As my confidence grew, I started to write about some specific incidents with my mother and father that caused some of the false beliefs about myself to take root in my belief system. And when I started to get really specific about Read More→

Categories : Mother Daughter
Comments (245)
like minded and the belief system

Like Minded?

I decided to do a search on Google using the key words “belief system” and one of the first things that came up was the instruction to “challenge your belief system” (not much instruction on “how to do the how”) But one of the suggestions on challenging your belief system struck me as odd; it said ~ “choose like minded friends”

That is an interesting directive; I chose like minded friends most of my life. And when I thought about that statement, choosing like minded friends was actually natural and also a part of the problem.  Like minded isn’t always a positive thing!

~ As a child at school I chose other kids who were withdrawn like I was. I fit in better with them.

~When I was a young adult, I chose other survivors of dysfunctional families who were in denial. We stayed in denial together.

~ I chose men who thought that they were more important than I was. I didn’t think I agreed with them, but my actions and the acceptance of the way that they treated me as “less than them” shows that we were in fact like minded.

~I chose friends who like me, were pretending that their lives were wonderful. We were like minded in our denial.

~ Sometimes I chose girlfriends that “used me” and took advantage of me to baby sit their kids or Read More→

Categories : Therapy
Comments (54)



where does the belief system come from

Darlene Ouimet ~ Smile

One of the biggest uncomfortable and reoccurring memories that I have is of constantly being told to smile. It was not encouragement, it was a directive. I didn’t realize it at the time, I was too young when it started but today I know that it was a judgment of me. It was said “as a judgment”  

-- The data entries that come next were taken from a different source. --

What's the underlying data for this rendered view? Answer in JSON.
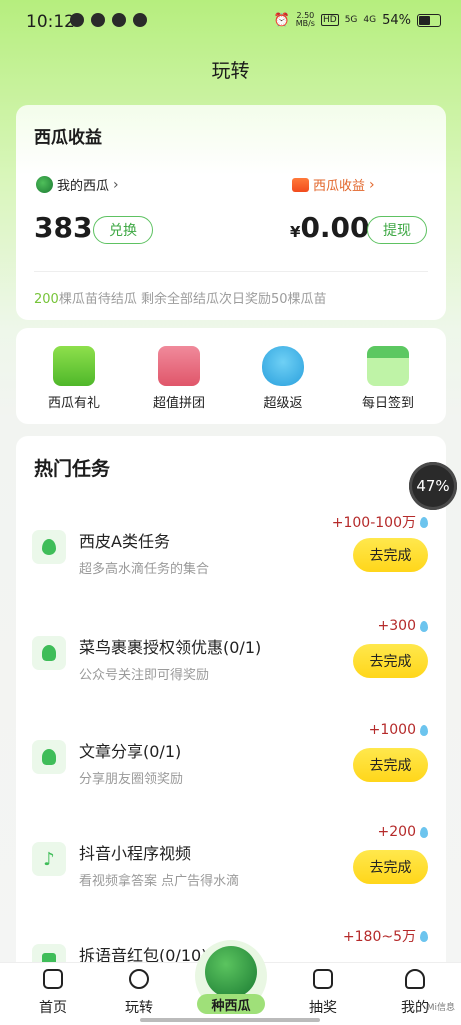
{
  "status_bar": {
    "time": "10:12",
    "net_speed_value": "2.50",
    "net_speed_unit": "MB/s",
    "hd": "HD",
    "signal1": "5G",
    "signal2": "4G",
    "battery": "54%"
  },
  "header": {
    "title": "玩转"
  },
  "earnings_card": {
    "title": "西瓜收益",
    "my_melons_label": "我的西瓜",
    "melon_earnings_label": "西瓜收益",
    "melon_count": "383",
    "exchange_button": "兑换",
    "currency": "¥",
    "amount": "0.00",
    "withdraw_button": "提现",
    "hint_number": "200",
    "hint_text": "棵瓜苗待结瓜 剩余全部结瓜次日奖励50棵瓜苗"
  },
  "entries": [
    {
      "label": "西瓜有礼",
      "icon": "gift-icon"
    },
    {
      "label": "超值拼团",
      "icon": "shopping-bag-icon"
    },
    {
      "label": "超级返",
      "icon": "water-drop-hand-icon"
    },
    {
      "label": "每日签到",
      "icon": "calendar-icon"
    }
  ],
  "tasks_section": {
    "title": "热门任务",
    "progress_badge": "47%",
    "action_label": "去完成",
    "items": [
      {
        "title": "西皮A类任务",
        "subtitle": "超多高水滴任务的集合",
        "reward": "+100-100万",
        "icon": "water-drop-icon"
      },
      {
        "title": "菜鸟裹裹授权领优惠(0/1)",
        "subtitle": "公众号关注即可得奖励",
        "reward": "+300",
        "icon": "user-add-icon"
      },
      {
        "title": "文章分享(0/1)",
        "subtitle": "分享朋友圈领奖励",
        "reward": "+1000",
        "icon": "user-add-icon"
      },
      {
        "title": "抖音小程序视频",
        "subtitle": "看视频拿答案 点广告得水滴",
        "reward": "+200",
        "icon": "tiktok-icon"
      },
      {
        "title": "拆语音红包(0/10)",
        "subtitle": "",
        "reward": "+180~5万",
        "icon": "voice-icon"
      }
    ]
  },
  "bottom_nav": {
    "home": "首页",
    "play": "玩转",
    "plant": "种西瓜",
    "lottery": "抽奖",
    "mine": "我的"
  },
  "watermark": "Mi信息"
}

I wonder why no one asked me why I was so unhappy. I bet my mother would say that she did ask. But what I remember is her asking why I didn’t smile more like this; “Why don’t you smile Darlene… you always look so sullen.” That was a rhetorical question.  She didn’t want an answer. She was not concerned. She just didn’t want me to look “sullen”.

It is important to keep in mind however, that it doesn’t matter what her intention was. It was what I heard that matters because the message that I got from this “request” or “judgment” is the damage that I had to overcome. The message received was the damage. That is what I am talking about when I talk about overcoming damage and having to find out what the damage actually was in the first place.

I was extremely quiet. Perhaps “withdrawn” is a better word.  Didn’t anyone think that there was a reason for that? 

I heard the whispers about me. I heard the question “what is wrong with her?” many times. I don’t think that statement or question helped me become the happy child that they “wanted” me to be. It made it worse.

I overheard a conversation once between my mother and her sister (my Aunt) when I was somewhere around the age of 8 or 9.  They were discussing my “sullenness” and my constant headaches. It was not so much that they were concerned about me that struck me, but they were trying to decide what was WRONG with me.  I connected the word sullen with the smile directive and Read More→

Categories : Therapy
Comments (98)